Monday, September 28, 2009

Sins of the Father

Thursday, September 24, 2009

I received a link to a story on Sara Kruzan.

At first, I was shocked that a youngster so young would be jailed for the rest of their life for taking the life of another.

Then, I was in tears.

If this is not the epitome of what we go through in Black America, I don’t know what is.

Ms. Kruzan’s story is filled with all of the worst that we must overcome as Americans and African-Americans. We have a generation of young people (now going on 2-3 generations) that have been impacted by adults (including parents) that have damaged their lives (as well as their children’s lives) with addiction, be it sex, drugs, or gambling, or alcohol. It is also filled with a crisis that is killing the youth of our children: the sexualization (and eventual abuse) of our young people. Mrs. Kruzan’s tragic journey from honor roll to Hollywood strolls is one that we do not pay enough attention to until it is too late.

And, subsequently, we suffer the consequences as a society as we watch our talent rot in jails, in depressive states, and in conditions that stifle their talents, not promote them.

Many under the ages of 18.

Which is why if there is anything the Congressional Black Caucus can work on as a group over the course of this upcoming weekend, it is putting pressure on states to institute policies to bring some sanity to our states’ court systems.
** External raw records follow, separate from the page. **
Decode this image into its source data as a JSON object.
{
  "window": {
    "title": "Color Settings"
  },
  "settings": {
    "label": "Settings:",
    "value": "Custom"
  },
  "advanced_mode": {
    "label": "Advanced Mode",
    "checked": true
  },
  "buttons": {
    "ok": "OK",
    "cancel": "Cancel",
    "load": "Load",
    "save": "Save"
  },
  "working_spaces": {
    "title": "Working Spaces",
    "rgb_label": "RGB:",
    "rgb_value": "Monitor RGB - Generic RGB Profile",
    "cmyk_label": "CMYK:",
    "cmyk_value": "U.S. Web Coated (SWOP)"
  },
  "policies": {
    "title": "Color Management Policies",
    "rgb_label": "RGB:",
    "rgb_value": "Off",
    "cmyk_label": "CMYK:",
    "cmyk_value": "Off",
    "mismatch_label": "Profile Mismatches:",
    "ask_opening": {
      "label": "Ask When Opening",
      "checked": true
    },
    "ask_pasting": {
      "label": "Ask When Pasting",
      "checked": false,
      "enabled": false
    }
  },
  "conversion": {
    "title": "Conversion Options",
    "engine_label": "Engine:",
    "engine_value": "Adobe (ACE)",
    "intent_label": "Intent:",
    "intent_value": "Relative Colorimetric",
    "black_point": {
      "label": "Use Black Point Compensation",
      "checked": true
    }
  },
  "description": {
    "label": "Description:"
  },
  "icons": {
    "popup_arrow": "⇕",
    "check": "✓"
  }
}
In addition to there being too many Black men and women in our correctional institutions (which is a community-problem, not a law-based problem in most regards), there is a problem with inappropriate sentences in the cases of our children (which, when giving life without the possibility of parole to our children – including children that were raped and pimped out by adults twice their ages) when there is clear evidence that they can be rehabilitated – which, by the way, is the purpose of prison for the majority of prisoners, between worthy punishment and opportunity to rehabilitate.

Ms. Kruzan killed her abuser. There is a penalty for playing God, but is there a penalty too stiff for our young people, those that had been on the right path before the “sins of our fathers” prompted them to a tragic detour?

Ms. Kruzan was once an honors student. Others were caught up in drugs because their parents had done the same, leading them down the wrong path. Do we really need to lock away people that made mistakes in their teens until they hit AARP?

We need a better system of sentencing for our youth, especially those that are coming from at-risk situations including abuse. Being poor is not a reason to kill someone in cold blood, but to kill the man that raped you, abused you, and pimped you out seems to be a situation that forces us to re-evaluate the abuse and pain that young people endure before taking such drastic actions.

I know that the conservative viewpoint is to say that “if you do the crime, you must do the time.” For a 25-year-old that makes the choice to sling dope, then kill others – I concur. Being poor isn’t enough – I’ve been poor, with a child, needing items for my baby. I worked and struggled, but never broke the law to do it and certainly did not kill anyone in the process. At the same time, we already know that we have a clear discrepancy between the sentencing for Black youth and others when it comes to long-term punishments for crimes committed during their youth.

We need to have that addressed by Black leadership if we are going to have a chance to rehabilitate a generation that some call “lost.” There are not lost, but we are losing them to abuse, “mis-education”, and crime – both as perpetrators as well as victims. Sadly, more often than not with this generation, our youth are becoming actors in both camps, a growing reality that must prompt the CBC and others to deal with the front end (Black youths getting inappropriate sentences) as well as the back end (i.e., how to keep our youth from going down the wrong paths in the first place) before an epidemic within the community is captured in an epitaph of the community.

No comments:

Post a Comment